> _Extracted entries_:
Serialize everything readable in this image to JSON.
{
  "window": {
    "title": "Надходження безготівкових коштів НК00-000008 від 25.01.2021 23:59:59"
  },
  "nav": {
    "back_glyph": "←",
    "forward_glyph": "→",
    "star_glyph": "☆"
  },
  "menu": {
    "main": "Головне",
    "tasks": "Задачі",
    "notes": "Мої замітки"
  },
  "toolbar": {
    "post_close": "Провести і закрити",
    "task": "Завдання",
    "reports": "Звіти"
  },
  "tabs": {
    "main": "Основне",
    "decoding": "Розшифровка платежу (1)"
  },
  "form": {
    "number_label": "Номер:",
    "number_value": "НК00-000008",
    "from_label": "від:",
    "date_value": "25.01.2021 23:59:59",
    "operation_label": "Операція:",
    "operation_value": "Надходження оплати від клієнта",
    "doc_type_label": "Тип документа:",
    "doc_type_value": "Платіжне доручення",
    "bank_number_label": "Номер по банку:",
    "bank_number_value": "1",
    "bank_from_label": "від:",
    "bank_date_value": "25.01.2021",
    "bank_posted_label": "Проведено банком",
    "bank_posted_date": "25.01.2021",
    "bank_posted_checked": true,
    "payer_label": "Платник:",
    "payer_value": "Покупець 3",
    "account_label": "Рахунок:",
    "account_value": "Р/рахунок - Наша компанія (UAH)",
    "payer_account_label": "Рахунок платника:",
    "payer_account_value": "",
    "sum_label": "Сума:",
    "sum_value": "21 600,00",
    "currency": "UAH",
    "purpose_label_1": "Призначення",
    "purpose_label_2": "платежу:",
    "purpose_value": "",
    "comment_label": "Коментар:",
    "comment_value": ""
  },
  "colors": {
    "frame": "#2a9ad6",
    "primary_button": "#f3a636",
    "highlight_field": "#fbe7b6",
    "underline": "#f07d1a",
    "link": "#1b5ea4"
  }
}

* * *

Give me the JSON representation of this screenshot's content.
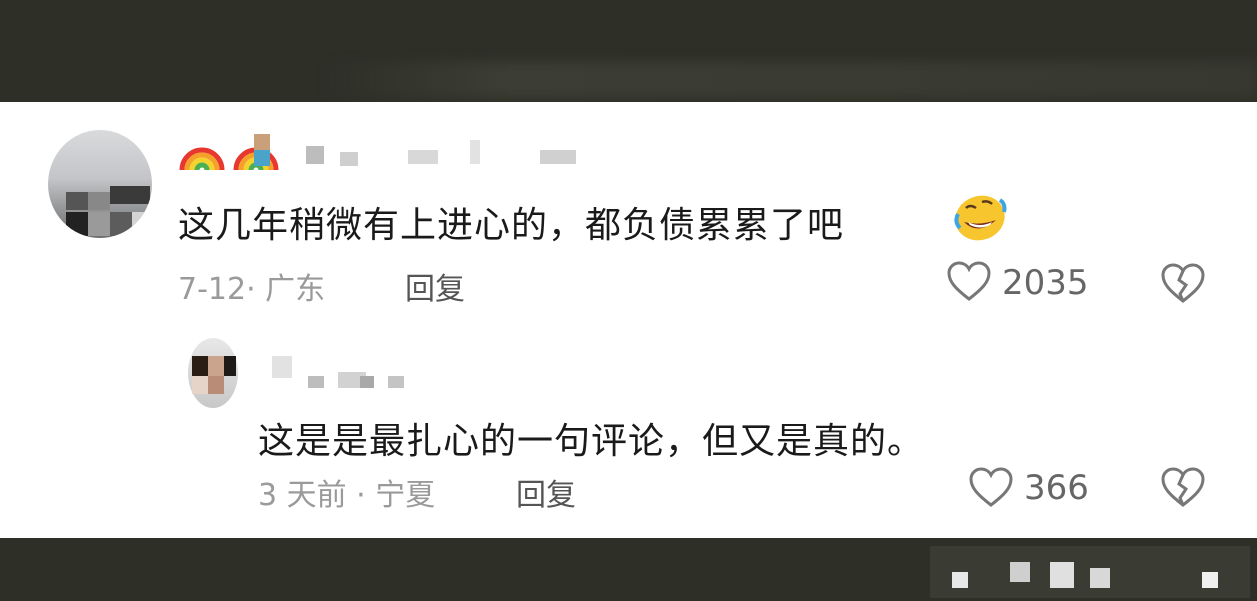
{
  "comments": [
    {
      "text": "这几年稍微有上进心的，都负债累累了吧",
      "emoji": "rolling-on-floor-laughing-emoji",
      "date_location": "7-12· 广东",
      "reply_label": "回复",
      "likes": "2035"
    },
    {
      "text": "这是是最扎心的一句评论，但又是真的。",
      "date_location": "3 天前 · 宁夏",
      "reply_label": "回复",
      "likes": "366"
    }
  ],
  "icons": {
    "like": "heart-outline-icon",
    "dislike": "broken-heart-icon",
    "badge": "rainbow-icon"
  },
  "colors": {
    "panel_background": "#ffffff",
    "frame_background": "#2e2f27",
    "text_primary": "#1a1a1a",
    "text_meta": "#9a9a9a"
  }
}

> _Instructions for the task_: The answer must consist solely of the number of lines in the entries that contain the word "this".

> _Completed exercise_: 2